We can revive ourselves with a breath practice; increasing energy and mental alertness. A slow shallow breath can lead us into unnecessary tension and anxiety, or may lead us into feeling of being tired or sedated. A series of conscious slow full breaths can clean out the cobwebs and revitalize us. It can soothe anxiety and bring us back to balance.
The breath can release and prevent muscle tension. As we breathe with conscious awareness we bring our attention to our inner landscape and can catch ourselves before tension takes a firm hold.
Our past, the artifacts, the shadows, the muscle memories of difficulty or trauma are implanted in our cells. We might not be aware of them; but they impact and inform what we do and how we face the world. Our past can influence how we interpret what we are presented with in life. A slow deep breath, a series of breaths, allows us to discern these feelings and make conscious choices about what we do next. Eventually the remnant of our past, like a long ago sliver, will move to the surface to be expelled. The breath has amazing power to heal the past.
Finally – the breath helps heal the nervous system. Growing up in chaos, in unpredictability, or having made choices that put you into a chaotic unpredictable and perhaps dangerous lifestyle has an impact on the nervous system. These can have an influence on our default breathing rhythm; short and shallow. Due to this the nervous system gets set in ALARM mode; always looking for the next danger, being hyperalert, ready to defend or deny or to disappear. These are nervous system coping mechanisms that are accompanied by a short, shallow breath rhythm. This message comes from the brain to the body (freeze, feel, or fight) and conversely a short breath tells the brain “I am in danger, keep looking around, be alert, don’t rest, investigate for harm.” This can create an exhausting and anxiety filled life.
Today, facing life on life’s terms, we can use the respiratory system as a gauge for what is going on in the field of our unconscious mind. Triggering events will speed the breath and make it shallow. We can take note and ask ourselves: “Why is this happening? Why is this event having this effect on me?” What can you do to bring yourself back to the present moment? How can you discern what is going on around you REALLY? The breath. The breath can guide you back to now.

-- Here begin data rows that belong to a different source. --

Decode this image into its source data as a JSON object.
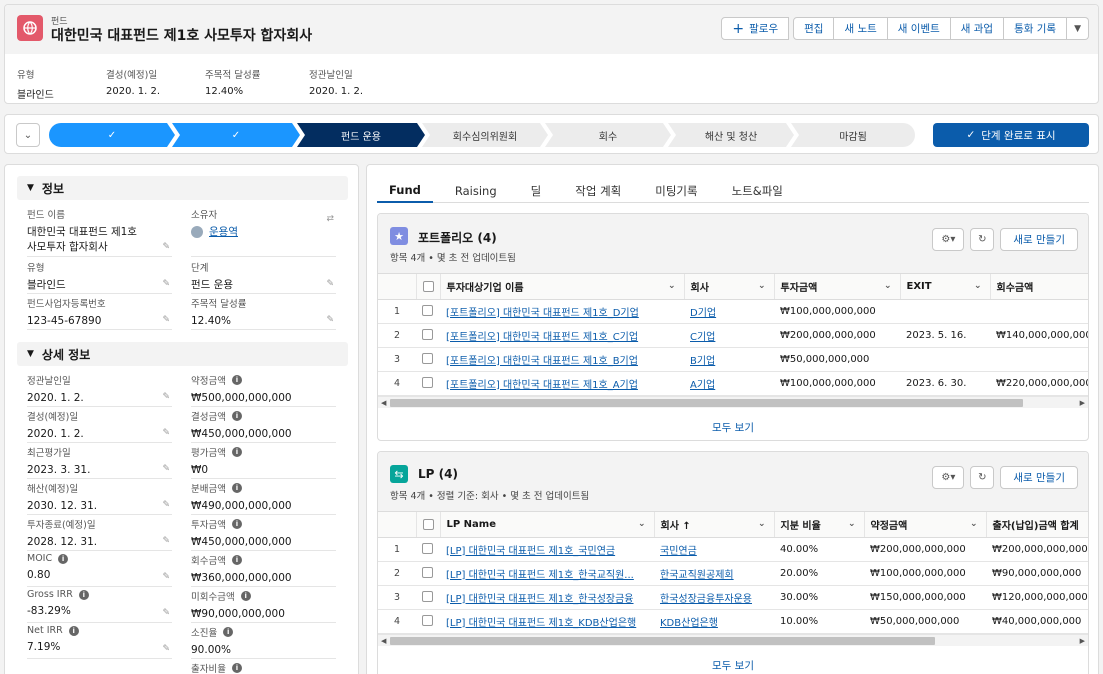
{
  "header": {
    "object_type": "펀드",
    "title": "대한민국 대표펀드 제1호 사모투자 합자회사",
    "follow_label": "팔로우",
    "actions": [
      "편집",
      "새 노트",
      "새 이벤트",
      "새 과업",
      "통화 기록"
    ],
    "highlights": [
      {
        "label": "유형",
        "value": "블라인드"
      },
      {
        "label": "결성(예정)일",
        "value": "2020. 1. 2."
      },
      {
        "label": "주목적 달성률",
        "value": "12.40%"
      },
      {
        "label": "정관날인일",
        "value": "2020. 1. 2."
      }
    ]
  },
  "path": {
    "stages": [
      "",
      "",
      "펀드 운용",
      "회수심의위원회",
      "회수",
      "해산 및 청산",
      "마감됨"
    ],
    "complete_label": "단계 완료로 표시"
  },
  "left": {
    "info_title": "정보",
    "info_fields": [
      {
        "label": "펀드 이름",
        "value": "대한민국 대표펀드 제1호 사모투자 합자회사"
      },
      {
        "label": "소유자",
        "value": "운용역"
      },
      {
        "label": "유형",
        "value": "블라인드"
      },
      {
        "label": "단계",
        "value": "펀드 운용"
      },
      {
        "label": "펀드사업자등록번호",
        "value": "123-45-67890"
      },
      {
        "label": "주목적 달성률",
        "value": "12.40%"
      }
    ],
    "detail_title": "상세 정보",
    "detail_fields": [
      {
        "label": "정관날인일",
        "value": "2020. 1. 2."
      },
      {
        "label": "약정금액",
        "value": "₩500,000,000,000"
      },
      {
        "label": "결성(예정)일",
        "value": "2020. 1. 2."
      },
      {
        "label": "결성금액",
        "value": "₩450,000,000,000"
      },
      {
        "label": "최근평가일",
        "value": "2023. 3. 31."
      },
      {
        "label": "평가금액",
        "value": "₩0"
      },
      {
        "label": "해산(예정)일",
        "value": "2030. 12. 31."
      },
      {
        "label": "분배금액",
        "value": "₩490,000,000,000"
      },
      {
        "label": "투자종료(예정)일",
        "value": "2028. 12. 31."
      },
      {
        "label": "투자금액",
        "value": "₩450,000,000,000"
      },
      {
        "label": "MOIC",
        "value": "0.80"
      },
      {
        "label": "회수금액",
        "value": "₩360,000,000,000"
      },
      {
        "label": "Gross IRR",
        "value": "-83.29%"
      },
      {
        "label": "미회수금액",
        "value": "₩90,000,000,000"
      },
      {
        "label": "Net IRR",
        "value": "7.19%"
      },
      {
        "label": "소진율",
        "value": "90.00%"
      },
      {
        "label": "",
        "value": ""
      },
      {
        "label": "출자비율",
        "value": ""
      }
    ]
  },
  "tabs": [
    "Fund",
    "Raising",
    "딜",
    "작업 계획",
    "미팅기록",
    "노트&파일"
  ],
  "portfolio": {
    "title": "포트폴리오 (4)",
    "subtitle": "항목 4개 • 몇 초 전 업데이트됨",
    "new_label": "새로 만들기",
    "columns": [
      "투자대상기업 이름",
      "회사",
      "투자금액",
      "EXIT",
      "회수금액"
    ],
    "rows": [
      {
        "n": "1",
        "name": "[포트폴리오] 대한민국 대표펀드 제1호_D기업",
        "company": "D기업",
        "amount": "₩100,000,000,000",
        "exit": "",
        "recovered": ""
      },
      {
        "n": "2",
        "name": "[포트폴리오] 대한민국 대표펀드 제1호_C기업",
        "company": "C기업",
        "amount": "₩200,000,000,000",
        "exit": "2023. 5. 16.",
        "recovered": "₩140,000,000,000"
      },
      {
        "n": "3",
        "name": "[포트폴리오] 대한민국 대표펀드 제1호_B기업",
        "company": "B기업",
        "amount": "₩50,000,000,000",
        "exit": "",
        "recovered": ""
      },
      {
        "n": "4",
        "name": "[포트폴리오] 대한민국 대표펀드 제1호_A기업",
        "company": "A기업",
        "amount": "₩100,000,000,000",
        "exit": "2023. 6. 30.",
        "recovered": "₩220,000,000,000"
      }
    ],
    "view_all": "모두 보기"
  },
  "lp": {
    "title": "LP (4)",
    "subtitle": "항목 4개 • 정렬 기준: 회사 • 몇 초 전 업데이트됨",
    "new_label": "새로 만들기",
    "columns": [
      "LP Name",
      "회사 ↑",
      "지분 비율",
      "약정금액",
      "출자(납입)금액 합계"
    ],
    "rows": [
      {
        "n": "1",
        "name": "[LP] 대한민국 대표펀드 제1호_국민연금",
        "company": "국민연금",
        "ratio": "40.00%",
        "commit": "₩200,000,000,000",
        "paid": "₩200,000,000,000"
      },
      {
        "n": "2",
        "name": "[LP] 대한민국 대표펀드 제1호_한국교직원...",
        "company": "한국교직원공제회",
        "ratio": "20.00%",
        "commit": "₩100,000,000,000",
        "paid": "₩90,000,000,000"
      },
      {
        "n": "3",
        "name": "[LP] 대한민국 대표펀드 제1호_한국성장금융",
        "company": "한국성장금융투자운용",
        "ratio": "30.00%",
        "commit": "₩150,000,000,000",
        "paid": "₩120,000,000,000"
      },
      {
        "n": "4",
        "name": "[LP] 대한민국 대표펀드 제1호_KDB산업은행",
        "company": "KDB산업은행",
        "ratio": "10.00%",
        "commit": "₩50,000,000,000",
        "paid": "₩40,000,000,000"
      }
    ],
    "view_all": "모두 보기"
  },
  "colors": {
    "brand": "#0b5cab",
    "path_done": "#1b96ff",
    "path_current": "#032d60",
    "fund_icon": "#e3596a",
    "portfolio_icon": "#7f8de1",
    "lp_icon": "#06a59a"
  }
}
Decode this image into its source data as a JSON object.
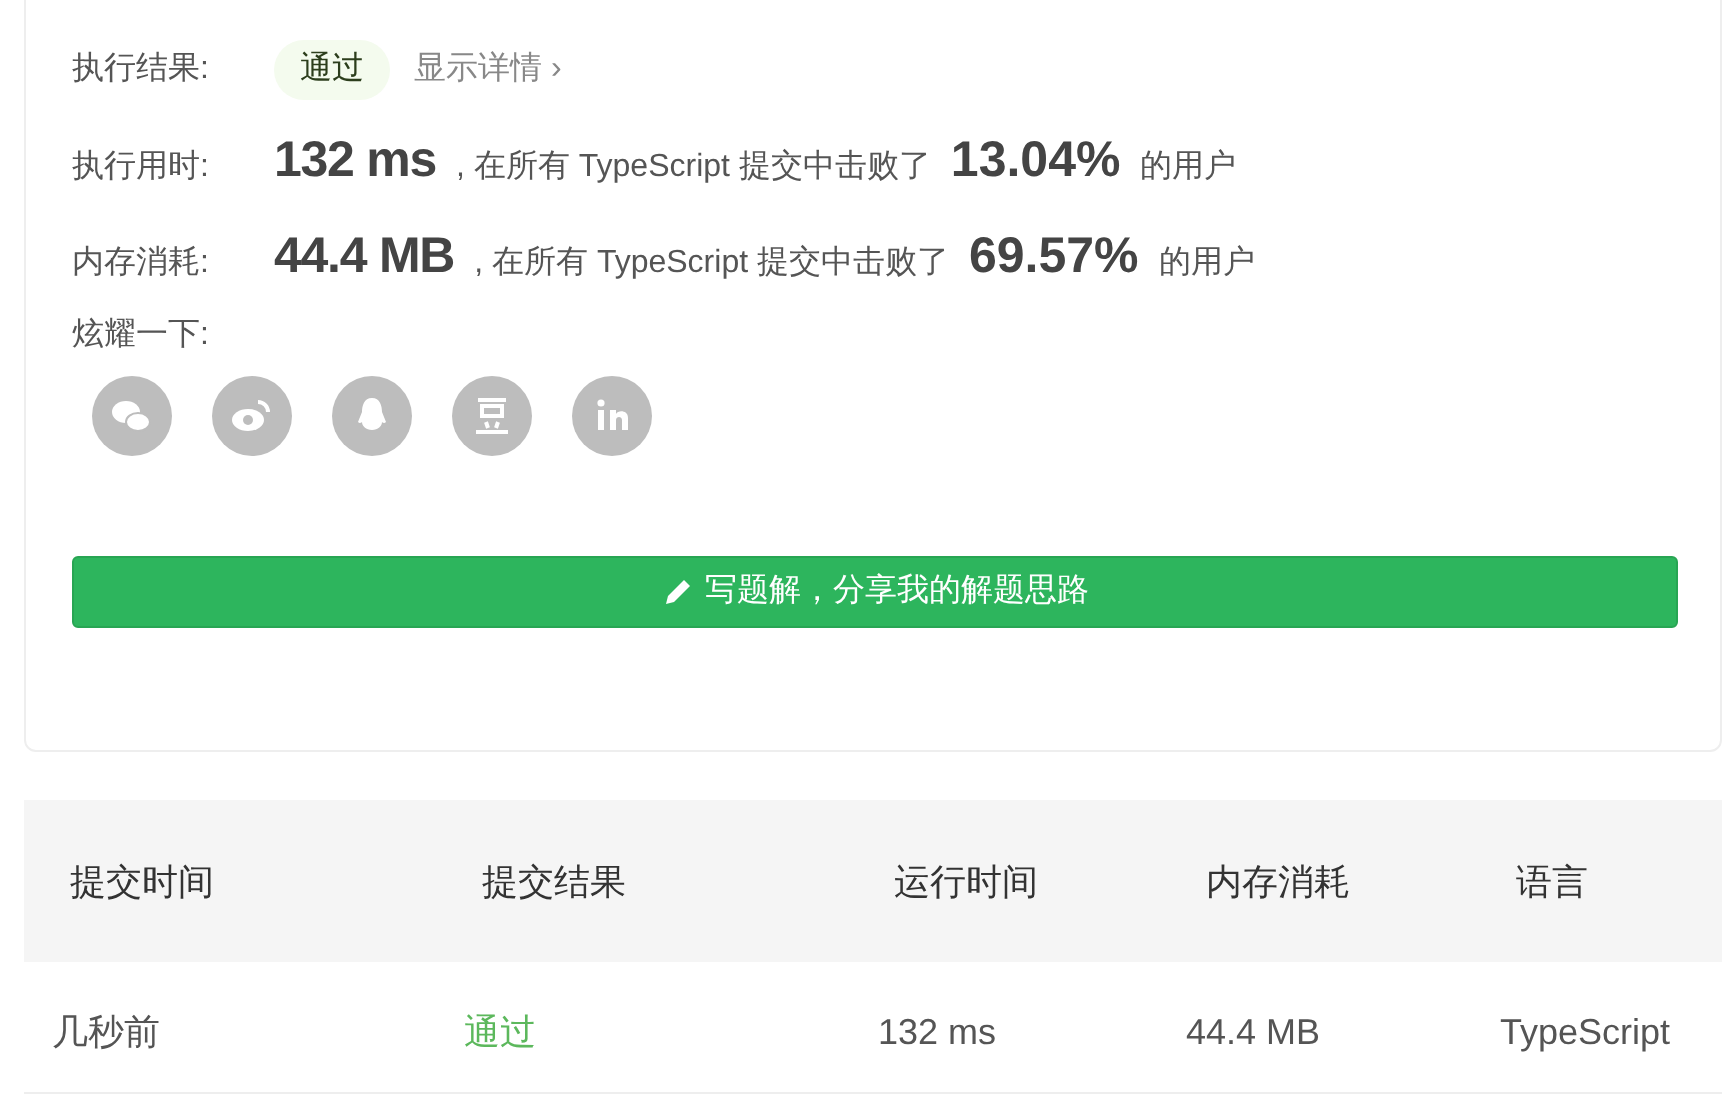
{
  "result": {
    "label": "执行结果:",
    "status": "通过",
    "details_link": "显示详情 ›"
  },
  "stats": [
    {
      "label": "执行用时:",
      "value": "132 ms",
      "text": ", 在所有 TypeScript 提交中击败了",
      "percent": "13.04%",
      "suffix": "的用户"
    },
    {
      "label": "内存消耗:",
      "value": "44.4 MB",
      "text": ", 在所有 TypeScript 提交中击败了",
      "percent": "69.57%",
      "suffix": "的用户"
    }
  ],
  "share": {
    "label": "炫耀一下:",
    "icons": [
      {
        "kind": "wechat"
      },
      {
        "kind": "weibo"
      },
      {
        "kind": "qq"
      },
      {
        "kind": "douban"
      },
      {
        "kind": "linkedin"
      }
    ]
  },
  "write_button": "写题解，分享我的解题思路",
  "table": {
    "columns": [
      "提交时间",
      "提交结果",
      "运行时间",
      "内存消耗",
      "语言"
    ],
    "rows": [
      {
        "time": "几秒前",
        "result": "通过",
        "runtime": "132 ms",
        "memory": "44.4 MB",
        "language": "TypeScript"
      }
    ]
  }
}
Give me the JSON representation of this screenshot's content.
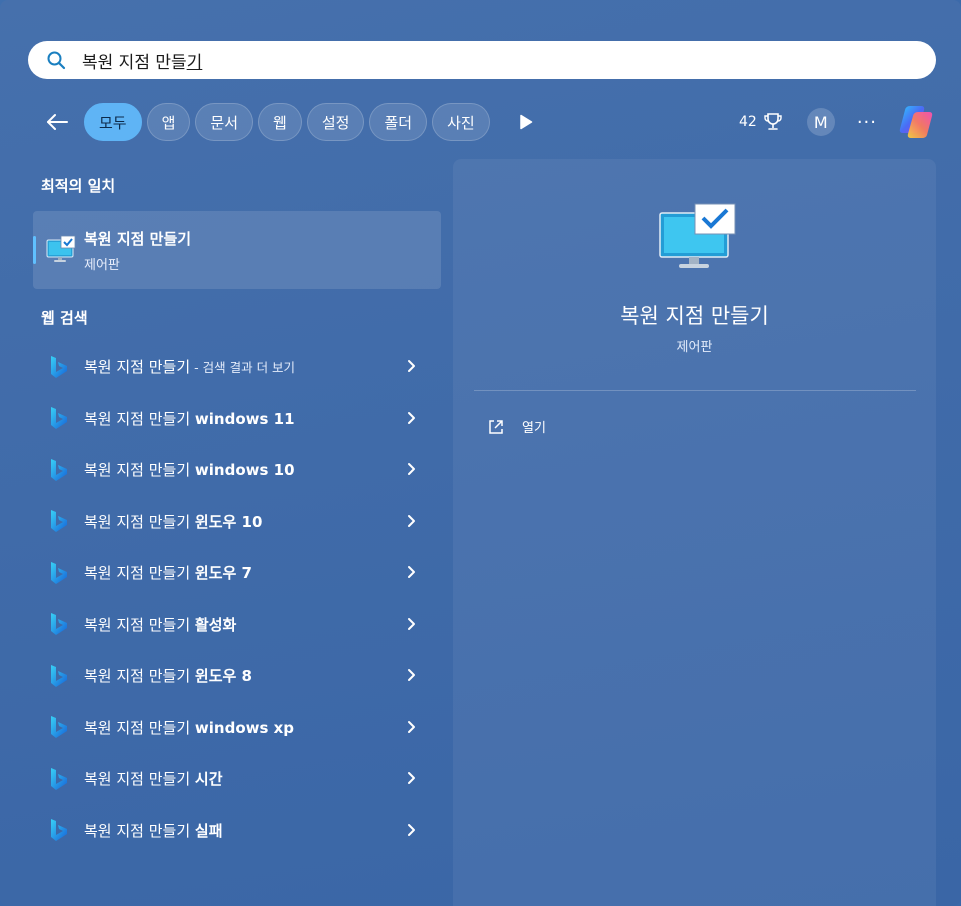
{
  "search": {
    "query_main": "복원 지점 만들",
    "query_end": "기"
  },
  "filters": {
    "chips": [
      "모두",
      "앱",
      "문서",
      "웹",
      "설정",
      "폴더",
      "사진"
    ],
    "points": "42",
    "avatar": "M",
    "more": "···"
  },
  "best_match": {
    "heading": "최적의 일치",
    "title": "복원 지점 만들기",
    "subtitle": "제어판"
  },
  "web_search": {
    "heading": "웹 검색",
    "items": [
      {
        "base": "복원 지점 만들기",
        "bold": "",
        "suffix": "- 검색 결과 더 보기"
      },
      {
        "base": "복원 지점 만들기 ",
        "bold": "windows 11",
        "suffix": ""
      },
      {
        "base": "복원 지점 만들기 ",
        "bold": "windows 10",
        "suffix": ""
      },
      {
        "base": "복원 지점 만들기 ",
        "bold": "윈도우 10",
        "suffix": ""
      },
      {
        "base": "복원 지점 만들기 ",
        "bold": "윈도우 7",
        "suffix": ""
      },
      {
        "base": "복원 지점 만들기 ",
        "bold": "활성화",
        "suffix": ""
      },
      {
        "base": "복원 지점 만들기 ",
        "bold": "윈도우 8",
        "suffix": ""
      },
      {
        "base": "복원 지점 만들기 ",
        "bold": "windows xp",
        "suffix": ""
      },
      {
        "base": "복원 지점 만들기 ",
        "bold": "시간",
        "suffix": ""
      },
      {
        "base": "복원 지점 만들기 ",
        "bold": "실패",
        "suffix": ""
      }
    ]
  },
  "preview": {
    "title": "복원 지점 만들기",
    "subtitle": "제어판",
    "action_open": "열기"
  },
  "colors": {
    "accent_chip": "#5fb4f5",
    "background": "#3f6fae"
  }
}
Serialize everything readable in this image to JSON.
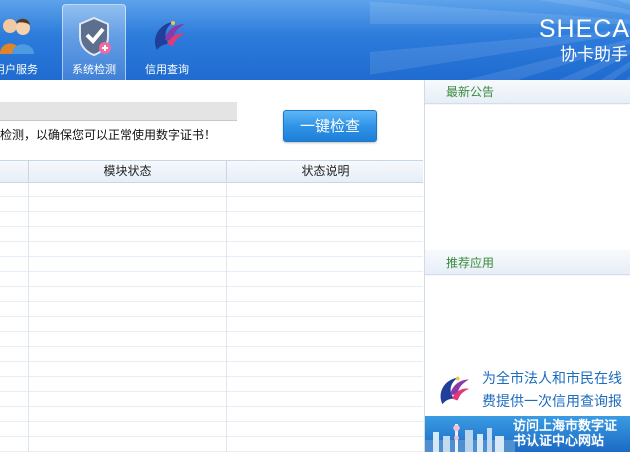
{
  "header": {
    "nav": [
      {
        "label": "用户服务",
        "icon": "users-icon"
      },
      {
        "label": "系统检测",
        "icon": "shield-check-icon",
        "active": true
      },
      {
        "label": "信用查询",
        "icon": "phoenix-icon"
      }
    ],
    "brand_title": "SHECA",
    "brand_subtitle": "协卡助手"
  },
  "check": {
    "hint": "检测，以确保您可以正常使用数字证书！",
    "button_label": "一键检查"
  },
  "table": {
    "columns": [
      "模块状态",
      "状态说明"
    ],
    "rows": []
  },
  "right": {
    "announcement_title": "最新公告",
    "recommend_title": "推荐应用",
    "promo_line1": "为全市法人和市民在线",
    "promo_line2": "费提供一次信用查询报",
    "banner_line1": "访问上海市数字证",
    "banner_line2": "书认证中心网站"
  },
  "colors": {
    "header_blue": "#2a78d9",
    "button_blue": "#2f93e8",
    "panel_title_green": "#3a8a3e",
    "promo_blue": "#1c6cc0"
  }
}
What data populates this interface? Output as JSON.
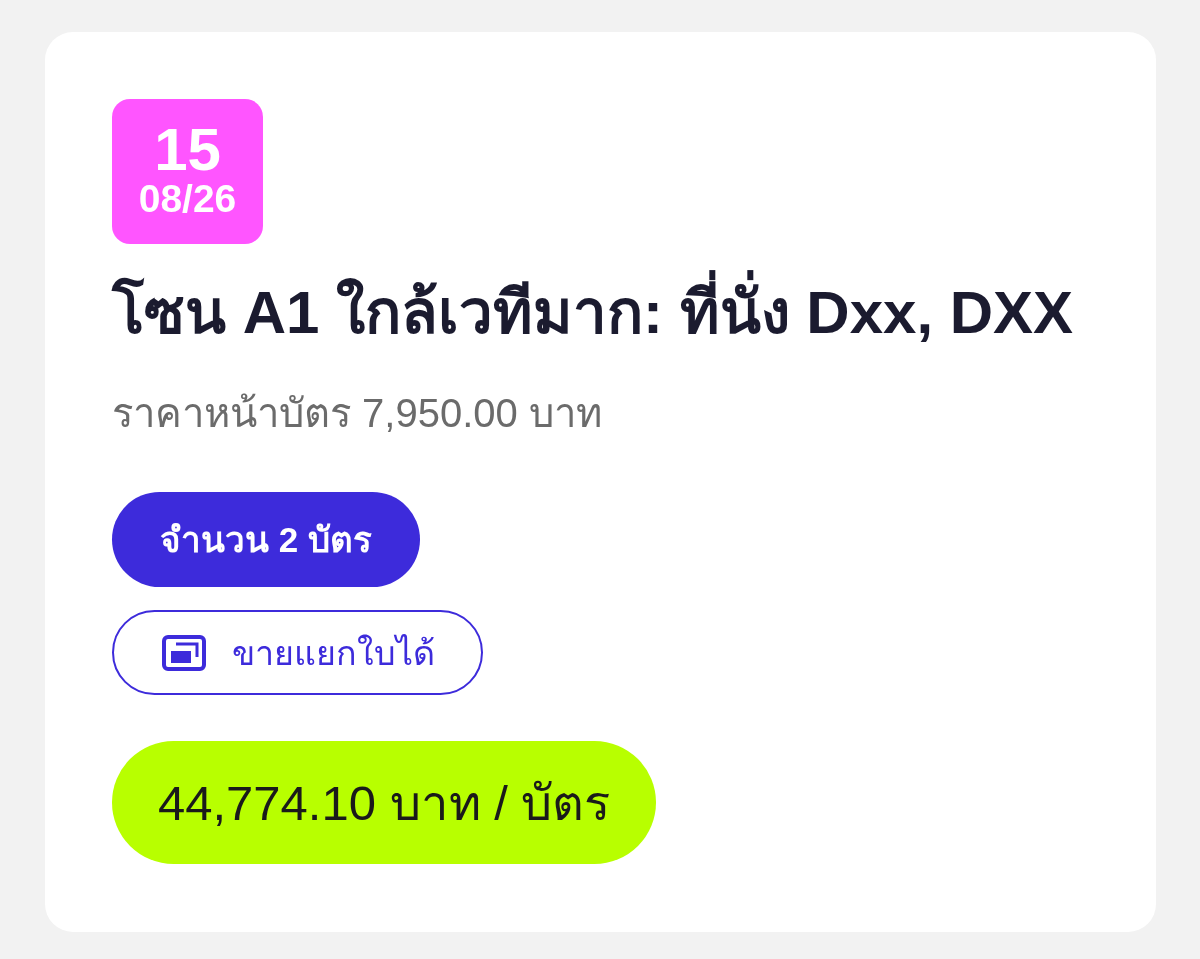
{
  "date_badge": {
    "day": "15",
    "month_year": "08/26"
  },
  "title": "โซน A1 ใกล้เวทีมาก: ที่นั่ง Dxx, DXX",
  "face_value": "ราคาหน้าบัตร 7,950.00 บาท",
  "tags": [
    {
      "kind": "filled",
      "label": "จำนวน 2 บัตร"
    },
    {
      "kind": "outline",
      "label": "ขายแยกใบได้"
    }
  ],
  "price": "44,774.10 บาท / บัตร"
}
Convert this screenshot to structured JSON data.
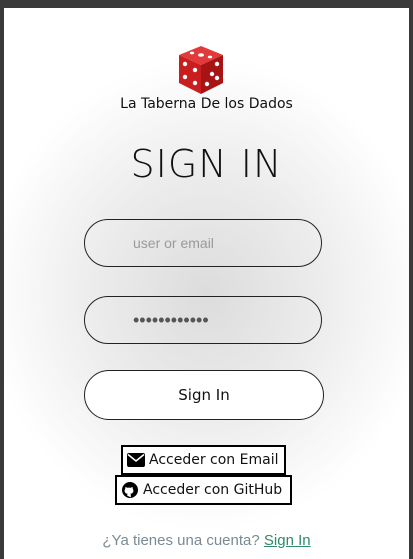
{
  "brand": {
    "name": "La Taberna De los Dados",
    "logo_icon": "dice-icon"
  },
  "page": {
    "title": "SIGN IN"
  },
  "form": {
    "email_placeholder": "user or email",
    "password_value": "••••••••••••",
    "submit_label": "Sign In"
  },
  "oauth": {
    "email_label": "Acceder con Email",
    "email_icon": "envelope-icon",
    "github_label": "Acceder con GitHub",
    "github_icon": "github-icon"
  },
  "footer": {
    "prompt": "¿Ya tienes una cuenta?",
    "link_label": "Sign In"
  },
  "colors": {
    "dice_red": "#c81e1e",
    "link": "#2f8a6a",
    "frame": "#3a3a3a"
  }
}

While we say that feelings are not facts- feelings are real. They deserve to be seen and felt and regarded. However, when they rule us, when they demand we behave, react, or go back in time they are not useful. Being able to hold the feelings in the right size, and to choose action or nonaction can be assisted by breathing. Full deep belly breathing.
So why breathe?
To gain quiet, to find calm, to heal the nervous system, to be able to make conscious choices to unconsciously driven triggers. Breathe slowly to heal, to move back into your body. Breathe to become whole.
A brief primer in practicing deep belly breath.
- Give yourself five, maybe ten minutes free of distractions. Sit or lie down in a comfortable, quiet place.
- Give yourself a moment to start releasing your muscles. Seek out places that are holding tension and gradually let it go.
- Begin to find a slower pace of breathing. You can do this as you inhale deeply. filling your lungs with air, bringing the air into your abdomen; below your chest. See if you can count slowly as you inhale (whatever number you end with is “your” number”.)
- Exhale deeply, emptying your lungs completely. Again, counting your number slowly as you exhale. As you exhale, continue to release tensions from your muscles.
- Continue to inhale and exhale deeply for several minutes, counting slowly each time; the exhale as long if not longer than the inhale. Concentrate on your breathing and counting. Let your mind take a break from distractions.